It seems as if now, one only has to give some dilute excuse of how one came across the property then no punishment or legal threat is pursued. If stolen goods were actually treated like STOLEN</b goods there would be less of a market for them.
And that is a huge, problem… the market is there with impunity.
Welcome to America’s Bike Theft Capital.
Part of this could be solved by a massive (and simple) customer-based campaign. The answer is simply to ask for a receipt when buying any used bike. If the person selling will not provide a handwritten note with their name phone number, and info on bike, assume it is stolen.
If we spread the meme that “bikes sold in Portland without a receipt are stolen”, it will greatly weed out the opportunity to make quick cash by bike thieves. It will also resolve issues where people are worried about buying a bike that could be stolen, as there is at least a small chain of custody established.
Those look like the two angry dudes I saw in couch park with a stolen bike this summer. I didn’t realize it was stolen until it popped up later on The Bike index I think. I could look it up. Is there a case number for the video I should report to?

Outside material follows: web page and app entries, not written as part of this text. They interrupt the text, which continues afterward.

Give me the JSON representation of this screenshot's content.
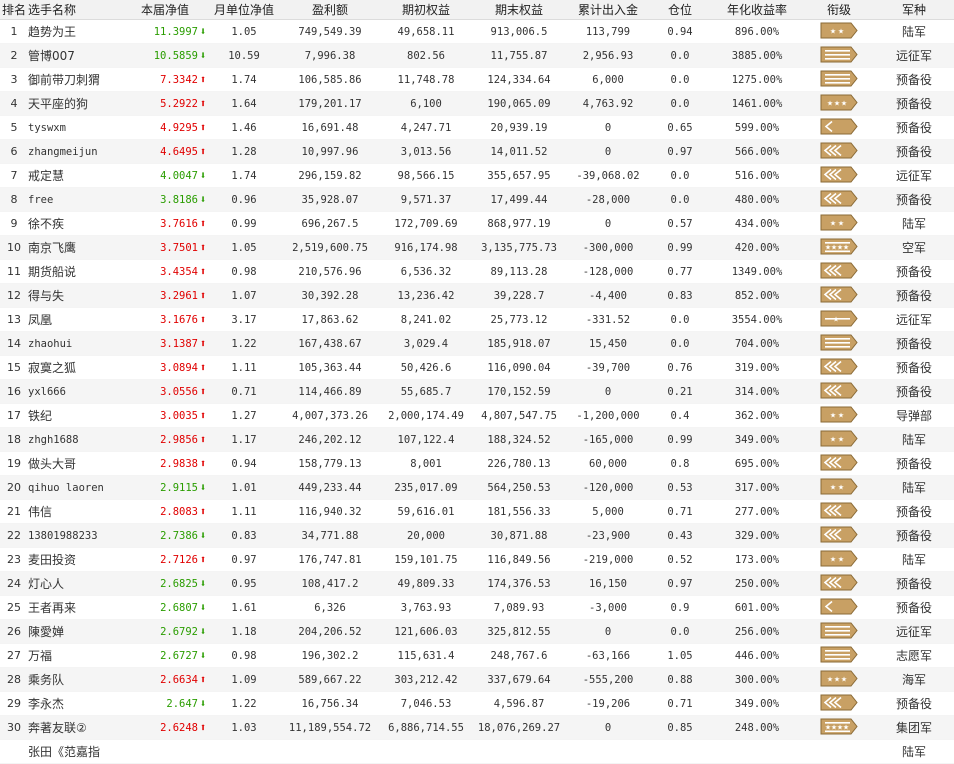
{
  "columns": [
    "排名",
    "选手名称",
    "本届净值",
    "月单位净值",
    "盈利额",
    "期初权益",
    "期末权益",
    "累计出入金",
    "仓位",
    "年化收益率",
    "衔级",
    "军种"
  ],
  "colors": {
    "up": "#e00000",
    "down": "#2a9d00",
    "badge": "#c8a064",
    "badge_border": "#8a6a36"
  },
  "rows": [
    {
      "rank": "1",
      "name": "趋势为王",
      "nav": "11.3997",
      "dir": "down",
      "monthly": "1.05",
      "profit": "749,549.39",
      "start": "49,658.11",
      "end": "913,006.5",
      "flow": "113,799",
      "position": "0.94",
      "annual": "896.00%",
      "insignia": "two-star-icon",
      "army": "陆军"
    },
    {
      "rank": "2",
      "name": "管博007",
      "nav": "10.5859",
      "dir": "down",
      "monthly": "10.59",
      "profit": "7,996.38",
      "start": "802.56",
      "end": "11,755.87",
      "flow": "2,956.93",
      "position": "0.0",
      "annual": "3885.00%",
      "insignia": "bars-three-icon",
      "army": "远征军"
    },
    {
      "rank": "3",
      "name": "御前带刀刺猬",
      "nav": "7.3342",
      "dir": "up",
      "monthly": "1.74",
      "profit": "106,585.86",
      "start": "11,748.78",
      "end": "124,334.64",
      "flow": "6,000",
      "position": "0.0",
      "annual": "1275.00%",
      "insignia": "bars-three-icon",
      "army": "预备役"
    },
    {
      "rank": "4",
      "name": "天平座的狗",
      "nav": "5.2922",
      "dir": "up",
      "monthly": "1.64",
      "profit": "179,201.17",
      "start": "6,100",
      "end": "190,065.09",
      "flow": "4,763.92",
      "position": "0.0",
      "annual": "1461.00%",
      "insignia": "three-star-icon",
      "army": "预备役"
    },
    {
      "rank": "5",
      "name": "tyswxm",
      "nav": "4.9295",
      "dir": "up",
      "monthly": "1.46",
      "profit": "16,691.48",
      "start": "4,247.71",
      "end": "20,939.19",
      "flow": "0",
      "position": "0.65",
      "annual": "599.00%",
      "insignia": "chevron-one-icon",
      "army": "预备役"
    },
    {
      "rank": "6",
      "name": "zhangmeijun",
      "nav": "4.6495",
      "dir": "up",
      "monthly": "1.28",
      "profit": "10,997.96",
      "start": "3,013.56",
      "end": "14,011.52",
      "flow": "0",
      "position": "0.97",
      "annual": "566.00%",
      "insignia": "chevron-three-icon",
      "army": "预备役"
    },
    {
      "rank": "7",
      "name": "戒定慧",
      "nav": "4.0047",
      "dir": "down",
      "monthly": "1.74",
      "profit": "296,159.82",
      "start": "98,566.15",
      "end": "355,657.95",
      "flow": "-39,068.02",
      "position": "0.0",
      "annual": "516.00%",
      "insignia": "chevron-three-icon",
      "army": "远征军"
    },
    {
      "rank": "8",
      "name": "free",
      "nav": "3.8186",
      "dir": "down",
      "monthly": "0.96",
      "profit": "35,928.07",
      "start": "9,571.37",
      "end": "17,499.44",
      "flow": "-28,000",
      "position": "0.0",
      "annual": "480.00%",
      "insignia": "chevron-three-icon",
      "army": "预备役"
    },
    {
      "rank": "9",
      "name": "徐不疾",
      "nav": "3.7616",
      "dir": "up",
      "monthly": "0.99",
      "profit": "696,267.5",
      "start": "172,709.69",
      "end": "868,977.19",
      "flow": "0",
      "position": "0.57",
      "annual": "434.00%",
      "insignia": "two-star-icon",
      "army": "陆军"
    },
    {
      "rank": "10",
      "name": "南京飞鹰",
      "nav": "3.7501",
      "dir": "up",
      "monthly": "1.05",
      "profit": "2,519,600.75",
      "start": "916,174.98",
      "end": "3,135,775.73",
      "flow": "-300,000",
      "position": "0.99",
      "annual": "420.00%",
      "insignia": "four-star-icon",
      "army": "空军"
    },
    {
      "rank": "11",
      "name": "期货船说",
      "nav": "3.4354",
      "dir": "up",
      "monthly": "0.98",
      "profit": "210,576.96",
      "start": "6,536.32",
      "end": "89,113.28",
      "flow": "-128,000",
      "position": "0.77",
      "annual": "1349.00%",
      "insignia": "chevron-three-icon",
      "army": "预备役"
    },
    {
      "rank": "12",
      "name": "得与失",
      "nav": "3.2961",
      "dir": "up",
      "monthly": "1.07",
      "profit": "30,392.28",
      "start": "13,236.42",
      "end": "39,228.7",
      "flow": "-4,400",
      "position": "0.83",
      "annual": "852.00%",
      "insignia": "chevron-three-icon",
      "army": "预备役"
    },
    {
      "rank": "13",
      "name": "凤凰",
      "nav": "3.1676",
      "dir": "up",
      "monthly": "3.17",
      "profit": "17,863.62",
      "start": "8,241.02",
      "end": "25,773.12",
      "flow": "-331.52",
      "position": "0.0",
      "annual": "3554.00%",
      "insignia": "one-star-icon",
      "army": "远征军"
    },
    {
      "rank": "14",
      "name": "zhaohui",
      "nav": "3.1387",
      "dir": "up",
      "monthly": "1.22",
      "profit": "167,438.67",
      "start": "3,029.4",
      "end": "185,918.07",
      "flow": "15,450",
      "position": "0.0",
      "annual": "704.00%",
      "insignia": "bars-three-icon",
      "army": "预备役"
    },
    {
      "rank": "15",
      "name": "寂寞之狐",
      "nav": "3.0894",
      "dir": "up",
      "monthly": "1.11",
      "profit": "105,363.44",
      "start": "50,426.6",
      "end": "116,090.04",
      "flow": "-39,700",
      "position": "0.76",
      "annual": "319.00%",
      "insignia": "chevron-three-icon",
      "army": "预备役"
    },
    {
      "rank": "16",
      "name": "yxl666",
      "nav": "3.0556",
      "dir": "up",
      "monthly": "0.71",
      "profit": "114,466.89",
      "start": "55,685.7",
      "end": "170,152.59",
      "flow": "0",
      "position": "0.21",
      "annual": "314.00%",
      "insignia": "chevron-three-icon",
      "army": "预备役"
    },
    {
      "rank": "17",
      "name": "铁纪",
      "nav": "3.0035",
      "dir": "up",
      "monthly": "1.27",
      "profit": "4,007,373.26",
      "start": "2,000,174.49",
      "end": "4,807,547.75",
      "flow": "-1,200,000",
      "position": "0.4",
      "annual": "362.00%",
      "insignia": "two-star-icon",
      "army": "导弹部"
    },
    {
      "rank": "18",
      "name": "zhgh1688",
      "nav": "2.9856",
      "dir": "up",
      "monthly": "1.17",
      "profit": "246,202.12",
      "start": "107,122.4",
      "end": "188,324.52",
      "flow": "-165,000",
      "position": "0.99",
      "annual": "349.00%",
      "insignia": "two-star-icon",
      "army": "陆军"
    },
    {
      "rank": "19",
      "name": "做头大哥",
      "nav": "2.9838",
      "dir": "up",
      "monthly": "0.94",
      "profit": "158,779.13",
      "start": "8,001",
      "end": "226,780.13",
      "flow": "60,000",
      "position": "0.8",
      "annual": "695.00%",
      "insignia": "chevron-three-icon",
      "army": "预备役"
    },
    {
      "rank": "20",
      "name": "qihuo laoren",
      "nav": "2.9115",
      "dir": "down",
      "monthly": "1.01",
      "profit": "449,233.44",
      "start": "235,017.09",
      "end": "564,250.53",
      "flow": "-120,000",
      "position": "0.53",
      "annual": "317.00%",
      "insignia": "two-star-icon",
      "army": "陆军"
    },
    {
      "rank": "21",
      "name": "伟信",
      "nav": "2.8083",
      "dir": "up",
      "monthly": "1.11",
      "profit": "116,940.32",
      "start": "59,616.01",
      "end": "181,556.33",
      "flow": "5,000",
      "position": "0.71",
      "annual": "277.00%",
      "insignia": "chevron-three-icon",
      "army": "预备役"
    },
    {
      "rank": "22",
      "name": "13801988233",
      "nav": "2.7386",
      "dir": "down",
      "monthly": "0.83",
      "profit": "34,771.88",
      "start": "20,000",
      "end": "30,871.88",
      "flow": "-23,900",
      "position": "0.43",
      "annual": "329.00%",
      "insignia": "chevron-three-icon",
      "army": "预备役"
    },
    {
      "rank": "23",
      "name": "麦田投资",
      "nav": "2.7126",
      "dir": "up",
      "monthly": "0.97",
      "profit": "176,747.81",
      "start": "159,101.75",
      "end": "116,849.56",
      "flow": "-219,000",
      "position": "0.52",
      "annual": "173.00%",
      "insignia": "two-star-icon",
      "army": "陆军"
    },
    {
      "rank": "24",
      "name": "灯心人",
      "nav": "2.6825",
      "dir": "down",
      "monthly": "0.95",
      "profit": "108,417.2",
      "start": "49,809.33",
      "end": "174,376.53",
      "flow": "16,150",
      "position": "0.97",
      "annual": "250.00%",
      "insignia": "chevron-three-icon",
      "army": "预备役"
    },
    {
      "rank": "25",
      "name": "王者再来",
      "nav": "2.6807",
      "dir": "down",
      "monthly": "1.61",
      "profit": "6,326",
      "start": "3,763.93",
      "end": "7,089.93",
      "flow": "-3,000",
      "position": "0.9",
      "annual": "601.00%",
      "insignia": "chevron-one-icon",
      "army": "预备役"
    },
    {
      "rank": "26",
      "name": "陳愛婵",
      "nav": "2.6792",
      "dir": "down",
      "monthly": "1.18",
      "profit": "204,206.52",
      "start": "121,606.03",
      "end": "325,812.55",
      "flow": "0",
      "position": "0.0",
      "annual": "256.00%",
      "insignia": "bars-three-icon",
      "army": "远征军"
    },
    {
      "rank": "27",
      "name": "万福",
      "nav": "2.6727",
      "dir": "down",
      "monthly": "0.98",
      "profit": "196,302.2",
      "start": "115,631.4",
      "end": "248,767.6",
      "flow": "-63,166",
      "position": "1.05",
      "annual": "446.00%",
      "insignia": "bars-three-icon",
      "army": "志愿军"
    },
    {
      "rank": "28",
      "name": "乘务队",
      "nav": "2.6634",
      "dir": "up",
      "monthly": "1.09",
      "profit": "589,667.22",
      "start": "303,212.42",
      "end": "337,679.64",
      "flow": "-555,200",
      "position": "0.88",
      "annual": "300.00%",
      "insignia": "three-star-icon",
      "army": "海军"
    },
    {
      "rank": "29",
      "name": "李永杰",
      "nav": "2.647",
      "dir": "down",
      "monthly": "1.22",
      "profit": "16,756.34",
      "start": "7,046.53",
      "end": "4,596.87",
      "flow": "-19,206",
      "position": "0.71",
      "annual": "349.00%",
      "insignia": "chevron-three-icon",
      "army": "预备役"
    },
    {
      "rank": "30",
      "name": "奔著友联②",
      "nav": "2.6248",
      "dir": "up",
      "monthly": "1.03",
      "profit": "11,189,554.72",
      "start": "6,886,714.55",
      "end": "18,076,269.27",
      "flow": "0",
      "position": "0.85",
      "annual": "248.00%",
      "insignia": "four-star-icon",
      "army": "集团军"
    },
    {
      "rank": "",
      "name": "张田《范嘉指",
      "nav": "",
      "dir": "",
      "monthly": "",
      "profit": "",
      "start": "",
      "end": "",
      "flow": "",
      "position": "",
      "annual": "",
      "insignia": "",
      "army": "陆军"
    }
  ]
}
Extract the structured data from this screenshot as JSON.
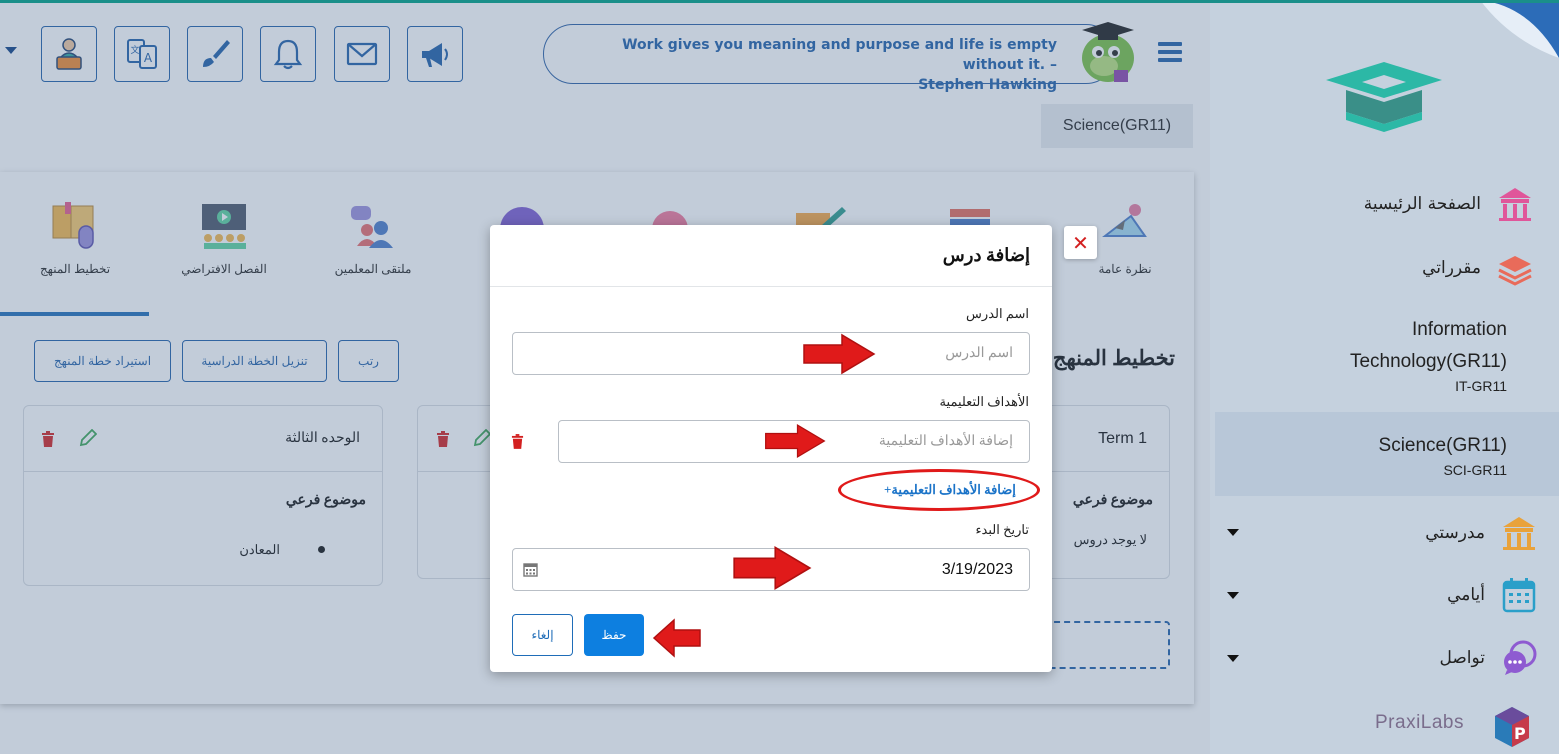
{
  "header": {
    "quote_text": "Work gives you meaning and purpose and life is empty without it. –",
    "quote_author": "Stephen Hawking",
    "current_course": "Science(GR11)",
    "toolbar_icons": [
      "teacher-icon",
      "translate-icon",
      "brush-icon",
      "bell-icon",
      "mail-icon",
      "megaphone-icon"
    ]
  },
  "tabs": [
    {
      "label": "تخطيط المنهج",
      "icon": "curriculum-icon",
      "active": true
    },
    {
      "label": "الفصل الافتراضي",
      "icon": "virtual-class-icon"
    },
    {
      "label": "ملتقى المعلمين",
      "icon": "teachers-forum-icon"
    },
    {
      "label": "نظرة عامة",
      "icon": "overview-icon"
    }
  ],
  "actions": {
    "import_plan": "استيراد خطة المنهج",
    "download_plan": "تنزيل الخطة الدراسية",
    "sort": "رتب"
  },
  "panel_title": "تخطيط المنهج",
  "cards": [
    {
      "title": "الوحده الثالثة",
      "subtitle": "موضوع فرعي",
      "items": [
        "المعادن"
      ]
    },
    {
      "title": "Term 1",
      "subtitle": "موضوع فرعي",
      "empty_text": "لا يوجد دروس"
    }
  ],
  "modal": {
    "title": "إضافة درس",
    "close": "✕",
    "lesson_name_label": "اسم الدرس",
    "lesson_name_placeholder": "اسم الدرس",
    "objectives_label": "الأهداف التعليمية",
    "objectives_placeholder": "إضافة الأهداف التعليمية",
    "add_objective_link": "+إضافة الأهداف التعليمية",
    "start_date_label": "تاريخ البدء",
    "start_date_value": "3/19/2023",
    "save_label": "حفظ",
    "cancel_label": "إلغاء"
  },
  "sidebar": {
    "home": "الصفحة الرئيسية",
    "my_courses": "مقرراتي",
    "courses": [
      {
        "name": "Information Technology(GR11)",
        "code": "IT-GR11"
      },
      {
        "name": "Science(GR11)",
        "code": "SCI-GR11",
        "active": true
      }
    ],
    "my_school": "مدرستي",
    "my_days": "أيامي",
    "communication": "تواصل",
    "brand": "PraxiLabs"
  },
  "colors": {
    "accent": "#1f5ea8",
    "primary_button": "#0d7fe0",
    "annotation_red": "#e01a1a",
    "sidebar_bg": "#c5d1de"
  }
}
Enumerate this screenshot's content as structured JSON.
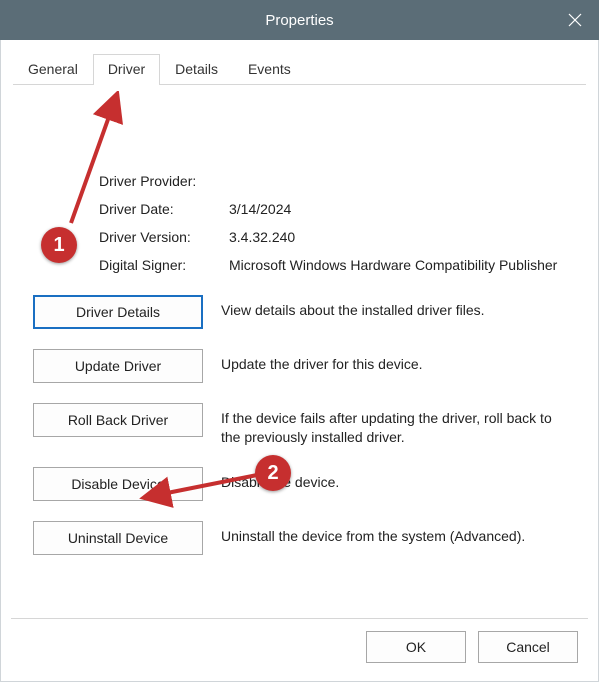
{
  "title": "Properties",
  "tabs": [
    {
      "label": "General"
    },
    {
      "label": "Driver"
    },
    {
      "label": "Details"
    },
    {
      "label": "Events"
    }
  ],
  "active_tab_index": 1,
  "info": {
    "provider_label": "Driver Provider:",
    "provider_value": "",
    "date_label": "Driver Date:",
    "date_value": "3/14/2024",
    "version_label": "Driver Version:",
    "version_value": "3.4.32.240",
    "signer_label": "Digital Signer:",
    "signer_value": "Microsoft Windows Hardware Compatibility Publisher"
  },
  "actions": {
    "details": {
      "btn": "Driver Details",
      "desc": "View details about the installed driver files."
    },
    "update": {
      "btn": "Update Driver",
      "desc": "Update the driver for this device."
    },
    "rollback": {
      "btn": "Roll Back Driver",
      "desc": "If the device fails after updating the driver, roll back to the previously installed driver."
    },
    "disable": {
      "btn": "Disable Device",
      "desc": "Disable the device."
    },
    "uninstall": {
      "btn": "Uninstall Device",
      "desc": "Uninstall the device from the system (Advanced)."
    }
  },
  "footer": {
    "ok": "OK",
    "cancel": "Cancel"
  },
  "annotations": {
    "badge1": "1",
    "badge2": "2"
  }
}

Ummm, I am confused…”who jumped the gun” on the press conference?
Was it the City or BikePortland organizing this event? (Who is “we” in the article?) Or was this a quote from an unnamed city source or just the royal “we”?
I was expecting the article to report to us why it was delayed, as this is a very important topic.
I understand your confusion. This is a community effort (and the community, in my mind, includes the police), so when I say “we” I mean everyone. And I think we all jumped the gun a bit. We could have gone ahead, but we wouldn’t have had as good a chance at success. And yes, at the end of the day, the PPB/Chief have the final call because the Task Force is housed within that agency.
Sorry to be jaded, but my guess is that the summit was cancelled because it didn’t address “equity issues” or mental illness or one hundred other excuses why it is justifiable in Portland to steal property, sell it for drugs, and then assault people on their way to work in the morning on the east bank esplanade. I guess this contrary view will be moderated out of existence for everyone’s comfort however. I do believe in Bike Portland and appreciate their work.
If Jm will run against Novick in 2016 , that may be an easy choice.
Way to go Jonathan! This is awesome to hear. I was hoping the Press Conference was going to happen, but ah well! I hope we can all stop this problem once and for all!
Thank you Jonathan for working on this issue and asking the community to make it a higher priority.
I know one of the big blockers to catching bike thieves with stolen goods is that not a lot of people register their bikes on bikeindex.org. What would it take to get the bike shops in town to offer this as a service when you buy your bike? Maybe an additional, nominal fee ($5) and the info is inputted into the index w/your email address for the account. Or, maybe something as simple as providing a card with the model, make and serial number(s) for your bike so you can go and input it yourself. Another capture point would be when bikes are brought in for service or maintenance; asking if bike owners would like to have their bikes registered, if they haven’t already.
“The bike theft database, containing 13,000 records, shows an arrest in about 2 percent of such cases.
The bureau provides an online form for crime victims to report bikes stolen, but those reports “are not reviewed on a regular basis by anyone,” spokesman Sgt. Pete Simpson wrote in a recent email.”